Using the listing below, say how many of its lines hold "https". Offer nothing beyond the number.

+ + + +

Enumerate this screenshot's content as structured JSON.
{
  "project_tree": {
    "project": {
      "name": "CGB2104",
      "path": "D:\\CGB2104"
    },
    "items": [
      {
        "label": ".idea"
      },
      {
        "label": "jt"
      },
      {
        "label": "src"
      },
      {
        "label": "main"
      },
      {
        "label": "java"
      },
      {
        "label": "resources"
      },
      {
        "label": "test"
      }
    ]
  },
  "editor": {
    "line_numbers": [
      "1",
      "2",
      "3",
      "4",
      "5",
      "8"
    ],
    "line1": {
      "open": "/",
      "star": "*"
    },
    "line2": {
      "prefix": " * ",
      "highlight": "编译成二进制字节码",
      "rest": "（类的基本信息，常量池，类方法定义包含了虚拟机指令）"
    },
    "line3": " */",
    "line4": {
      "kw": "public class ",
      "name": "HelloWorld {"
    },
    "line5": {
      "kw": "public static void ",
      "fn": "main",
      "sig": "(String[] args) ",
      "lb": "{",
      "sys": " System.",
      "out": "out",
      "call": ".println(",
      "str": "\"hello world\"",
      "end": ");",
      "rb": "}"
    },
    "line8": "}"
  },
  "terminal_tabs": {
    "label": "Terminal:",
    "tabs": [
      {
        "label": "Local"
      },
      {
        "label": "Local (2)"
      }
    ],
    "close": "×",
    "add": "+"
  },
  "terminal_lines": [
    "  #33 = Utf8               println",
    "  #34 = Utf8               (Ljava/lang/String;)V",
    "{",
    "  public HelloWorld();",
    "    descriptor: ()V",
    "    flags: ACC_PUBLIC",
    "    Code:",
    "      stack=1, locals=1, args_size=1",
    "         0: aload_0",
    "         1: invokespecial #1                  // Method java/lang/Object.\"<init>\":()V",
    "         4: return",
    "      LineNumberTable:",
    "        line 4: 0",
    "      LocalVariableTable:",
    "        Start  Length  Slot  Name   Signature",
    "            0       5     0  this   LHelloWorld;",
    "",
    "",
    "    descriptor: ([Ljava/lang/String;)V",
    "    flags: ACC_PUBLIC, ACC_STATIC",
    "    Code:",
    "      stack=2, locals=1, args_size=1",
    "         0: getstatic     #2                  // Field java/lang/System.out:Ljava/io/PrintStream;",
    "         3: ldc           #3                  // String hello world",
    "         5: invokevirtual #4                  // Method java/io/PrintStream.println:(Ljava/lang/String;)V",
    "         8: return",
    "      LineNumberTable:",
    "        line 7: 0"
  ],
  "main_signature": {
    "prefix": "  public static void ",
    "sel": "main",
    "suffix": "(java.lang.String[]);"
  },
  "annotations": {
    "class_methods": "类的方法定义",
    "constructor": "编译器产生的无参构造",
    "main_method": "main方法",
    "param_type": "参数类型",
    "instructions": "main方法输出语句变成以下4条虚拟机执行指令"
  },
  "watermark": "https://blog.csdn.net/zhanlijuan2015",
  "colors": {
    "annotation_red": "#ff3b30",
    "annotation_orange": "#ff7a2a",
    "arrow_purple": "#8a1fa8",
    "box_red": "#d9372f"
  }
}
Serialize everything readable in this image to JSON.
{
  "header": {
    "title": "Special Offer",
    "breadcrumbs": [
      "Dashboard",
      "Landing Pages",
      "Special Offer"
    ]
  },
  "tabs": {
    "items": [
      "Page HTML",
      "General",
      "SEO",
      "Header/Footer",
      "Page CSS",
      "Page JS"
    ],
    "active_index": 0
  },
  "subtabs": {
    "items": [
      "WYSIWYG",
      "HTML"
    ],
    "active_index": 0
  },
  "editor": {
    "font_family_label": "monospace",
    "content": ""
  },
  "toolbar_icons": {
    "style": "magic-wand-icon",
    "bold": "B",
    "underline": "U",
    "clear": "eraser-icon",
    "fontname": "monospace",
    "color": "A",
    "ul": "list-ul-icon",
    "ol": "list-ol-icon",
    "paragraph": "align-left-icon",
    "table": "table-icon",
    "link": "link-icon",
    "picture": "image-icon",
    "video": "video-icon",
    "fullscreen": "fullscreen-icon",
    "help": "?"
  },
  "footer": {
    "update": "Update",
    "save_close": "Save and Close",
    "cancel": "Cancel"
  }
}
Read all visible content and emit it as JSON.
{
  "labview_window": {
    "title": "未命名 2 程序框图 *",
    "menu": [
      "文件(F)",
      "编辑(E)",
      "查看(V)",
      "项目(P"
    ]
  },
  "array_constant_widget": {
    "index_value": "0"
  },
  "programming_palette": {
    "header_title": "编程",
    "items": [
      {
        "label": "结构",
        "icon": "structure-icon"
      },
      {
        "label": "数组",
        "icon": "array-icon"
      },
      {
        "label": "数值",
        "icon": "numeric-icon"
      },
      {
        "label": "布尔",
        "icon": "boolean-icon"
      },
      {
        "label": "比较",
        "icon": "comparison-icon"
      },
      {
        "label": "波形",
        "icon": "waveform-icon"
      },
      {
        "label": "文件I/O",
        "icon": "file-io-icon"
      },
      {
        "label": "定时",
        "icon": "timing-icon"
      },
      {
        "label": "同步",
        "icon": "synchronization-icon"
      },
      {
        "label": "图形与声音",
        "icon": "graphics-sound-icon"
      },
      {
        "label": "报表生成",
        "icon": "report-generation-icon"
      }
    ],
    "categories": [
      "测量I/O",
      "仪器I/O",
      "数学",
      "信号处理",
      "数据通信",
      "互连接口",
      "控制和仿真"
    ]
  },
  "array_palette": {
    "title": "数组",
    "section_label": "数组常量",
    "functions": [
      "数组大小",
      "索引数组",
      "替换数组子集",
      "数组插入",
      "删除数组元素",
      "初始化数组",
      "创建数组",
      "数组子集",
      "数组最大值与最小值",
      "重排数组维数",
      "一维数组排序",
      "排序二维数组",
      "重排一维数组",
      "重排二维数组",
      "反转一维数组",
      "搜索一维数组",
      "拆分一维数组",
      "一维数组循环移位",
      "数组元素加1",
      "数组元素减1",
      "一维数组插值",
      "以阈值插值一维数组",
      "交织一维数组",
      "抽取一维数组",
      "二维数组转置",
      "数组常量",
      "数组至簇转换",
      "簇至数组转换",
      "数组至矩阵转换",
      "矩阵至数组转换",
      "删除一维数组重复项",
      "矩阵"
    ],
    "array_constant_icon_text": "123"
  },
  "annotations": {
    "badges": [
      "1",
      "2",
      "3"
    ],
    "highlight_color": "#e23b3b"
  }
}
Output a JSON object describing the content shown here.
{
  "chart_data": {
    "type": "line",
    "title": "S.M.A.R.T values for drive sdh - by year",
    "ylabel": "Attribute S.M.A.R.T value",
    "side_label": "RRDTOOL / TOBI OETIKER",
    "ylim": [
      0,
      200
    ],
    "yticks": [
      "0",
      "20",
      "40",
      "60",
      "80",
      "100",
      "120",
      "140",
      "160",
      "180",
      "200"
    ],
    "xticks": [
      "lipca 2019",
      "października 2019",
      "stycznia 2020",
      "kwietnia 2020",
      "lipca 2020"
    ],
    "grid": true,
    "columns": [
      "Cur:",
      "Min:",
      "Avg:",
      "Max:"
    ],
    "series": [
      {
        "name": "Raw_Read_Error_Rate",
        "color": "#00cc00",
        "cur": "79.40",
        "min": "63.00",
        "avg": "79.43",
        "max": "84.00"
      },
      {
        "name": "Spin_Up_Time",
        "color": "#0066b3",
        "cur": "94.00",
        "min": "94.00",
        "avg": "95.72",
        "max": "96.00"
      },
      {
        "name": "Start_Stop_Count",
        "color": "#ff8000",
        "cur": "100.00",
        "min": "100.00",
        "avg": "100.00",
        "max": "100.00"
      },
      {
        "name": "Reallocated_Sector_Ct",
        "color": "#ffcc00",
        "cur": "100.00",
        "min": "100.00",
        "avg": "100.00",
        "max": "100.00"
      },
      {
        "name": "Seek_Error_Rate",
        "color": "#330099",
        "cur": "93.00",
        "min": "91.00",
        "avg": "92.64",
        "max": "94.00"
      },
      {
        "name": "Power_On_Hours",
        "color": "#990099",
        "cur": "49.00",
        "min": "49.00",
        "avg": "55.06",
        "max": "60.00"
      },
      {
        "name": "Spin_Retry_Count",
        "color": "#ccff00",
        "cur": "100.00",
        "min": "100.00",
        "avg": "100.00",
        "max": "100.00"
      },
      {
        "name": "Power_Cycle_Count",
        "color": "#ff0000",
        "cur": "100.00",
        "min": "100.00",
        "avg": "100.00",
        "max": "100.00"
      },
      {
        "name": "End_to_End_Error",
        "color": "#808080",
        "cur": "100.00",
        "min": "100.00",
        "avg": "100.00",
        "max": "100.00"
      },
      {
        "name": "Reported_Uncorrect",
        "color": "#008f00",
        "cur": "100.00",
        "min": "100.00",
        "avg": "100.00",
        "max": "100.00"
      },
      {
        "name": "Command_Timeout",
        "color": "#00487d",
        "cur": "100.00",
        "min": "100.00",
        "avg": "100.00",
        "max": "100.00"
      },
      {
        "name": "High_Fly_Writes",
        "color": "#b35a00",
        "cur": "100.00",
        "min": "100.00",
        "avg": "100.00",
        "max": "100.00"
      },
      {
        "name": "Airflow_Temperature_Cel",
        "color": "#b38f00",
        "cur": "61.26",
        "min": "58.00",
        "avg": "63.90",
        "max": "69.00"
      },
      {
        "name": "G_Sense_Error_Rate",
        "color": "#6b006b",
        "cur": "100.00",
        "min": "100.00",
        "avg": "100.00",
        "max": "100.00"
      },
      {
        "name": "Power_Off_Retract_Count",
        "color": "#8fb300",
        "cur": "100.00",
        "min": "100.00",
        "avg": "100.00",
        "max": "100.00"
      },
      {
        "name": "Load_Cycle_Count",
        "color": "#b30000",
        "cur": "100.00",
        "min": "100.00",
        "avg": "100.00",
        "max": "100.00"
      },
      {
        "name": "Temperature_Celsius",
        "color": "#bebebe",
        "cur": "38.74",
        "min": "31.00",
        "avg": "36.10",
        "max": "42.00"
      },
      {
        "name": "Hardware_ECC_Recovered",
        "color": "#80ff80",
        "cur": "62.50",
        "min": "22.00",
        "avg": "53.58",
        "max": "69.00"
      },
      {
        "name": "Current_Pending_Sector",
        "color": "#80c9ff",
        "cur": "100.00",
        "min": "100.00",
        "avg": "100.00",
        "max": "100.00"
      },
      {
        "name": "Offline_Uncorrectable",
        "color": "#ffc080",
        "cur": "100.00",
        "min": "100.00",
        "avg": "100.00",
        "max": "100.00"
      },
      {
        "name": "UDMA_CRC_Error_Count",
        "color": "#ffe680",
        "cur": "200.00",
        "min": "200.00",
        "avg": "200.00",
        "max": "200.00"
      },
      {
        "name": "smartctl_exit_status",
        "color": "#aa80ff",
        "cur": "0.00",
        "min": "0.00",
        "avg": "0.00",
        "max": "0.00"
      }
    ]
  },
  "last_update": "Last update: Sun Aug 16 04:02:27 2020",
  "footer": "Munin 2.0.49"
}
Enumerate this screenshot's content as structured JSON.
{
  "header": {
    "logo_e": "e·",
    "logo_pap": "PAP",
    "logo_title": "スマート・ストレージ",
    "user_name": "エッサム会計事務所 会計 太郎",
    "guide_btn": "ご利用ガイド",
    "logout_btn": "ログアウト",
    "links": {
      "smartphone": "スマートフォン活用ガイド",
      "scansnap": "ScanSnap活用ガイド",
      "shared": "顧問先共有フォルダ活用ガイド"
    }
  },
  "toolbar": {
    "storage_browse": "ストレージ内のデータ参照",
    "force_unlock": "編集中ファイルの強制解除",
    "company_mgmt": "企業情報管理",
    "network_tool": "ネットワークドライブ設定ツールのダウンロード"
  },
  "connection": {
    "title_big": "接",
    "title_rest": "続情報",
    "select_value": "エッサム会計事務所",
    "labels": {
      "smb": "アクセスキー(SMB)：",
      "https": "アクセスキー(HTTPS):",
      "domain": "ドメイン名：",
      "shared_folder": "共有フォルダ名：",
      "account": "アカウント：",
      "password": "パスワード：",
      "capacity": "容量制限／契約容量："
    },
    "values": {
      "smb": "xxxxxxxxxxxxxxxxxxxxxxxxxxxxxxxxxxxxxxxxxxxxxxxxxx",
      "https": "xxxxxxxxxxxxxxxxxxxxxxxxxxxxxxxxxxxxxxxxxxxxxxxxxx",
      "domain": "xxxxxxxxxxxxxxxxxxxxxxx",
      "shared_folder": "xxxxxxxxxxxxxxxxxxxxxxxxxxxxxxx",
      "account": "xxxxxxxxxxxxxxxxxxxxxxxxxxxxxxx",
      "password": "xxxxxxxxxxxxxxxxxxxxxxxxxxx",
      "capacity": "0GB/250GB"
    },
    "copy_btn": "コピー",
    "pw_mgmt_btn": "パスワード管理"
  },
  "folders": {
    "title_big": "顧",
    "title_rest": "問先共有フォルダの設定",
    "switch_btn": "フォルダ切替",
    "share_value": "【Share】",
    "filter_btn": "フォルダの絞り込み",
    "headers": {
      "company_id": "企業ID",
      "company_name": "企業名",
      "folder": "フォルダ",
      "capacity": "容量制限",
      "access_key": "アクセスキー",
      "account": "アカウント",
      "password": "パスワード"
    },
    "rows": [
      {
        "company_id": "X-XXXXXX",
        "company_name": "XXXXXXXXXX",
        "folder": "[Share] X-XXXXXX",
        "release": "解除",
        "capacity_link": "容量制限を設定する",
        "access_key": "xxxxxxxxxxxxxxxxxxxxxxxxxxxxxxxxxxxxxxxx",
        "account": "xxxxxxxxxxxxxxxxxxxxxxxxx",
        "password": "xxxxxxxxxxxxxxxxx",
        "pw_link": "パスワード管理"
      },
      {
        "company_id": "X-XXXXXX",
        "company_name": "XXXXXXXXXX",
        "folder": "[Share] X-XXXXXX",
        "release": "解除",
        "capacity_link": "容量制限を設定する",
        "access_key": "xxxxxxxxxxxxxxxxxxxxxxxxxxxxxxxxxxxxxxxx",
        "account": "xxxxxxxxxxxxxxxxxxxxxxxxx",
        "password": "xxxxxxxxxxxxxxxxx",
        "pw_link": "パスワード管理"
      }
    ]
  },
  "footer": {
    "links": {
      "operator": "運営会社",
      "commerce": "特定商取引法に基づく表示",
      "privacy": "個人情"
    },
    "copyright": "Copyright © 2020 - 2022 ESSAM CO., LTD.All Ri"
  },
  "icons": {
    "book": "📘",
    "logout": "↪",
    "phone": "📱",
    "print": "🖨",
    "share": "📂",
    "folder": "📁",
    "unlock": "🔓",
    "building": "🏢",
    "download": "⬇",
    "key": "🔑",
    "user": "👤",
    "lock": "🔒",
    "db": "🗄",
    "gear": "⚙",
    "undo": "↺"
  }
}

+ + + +

*SOLUTION TO THE PROBLEM*.
3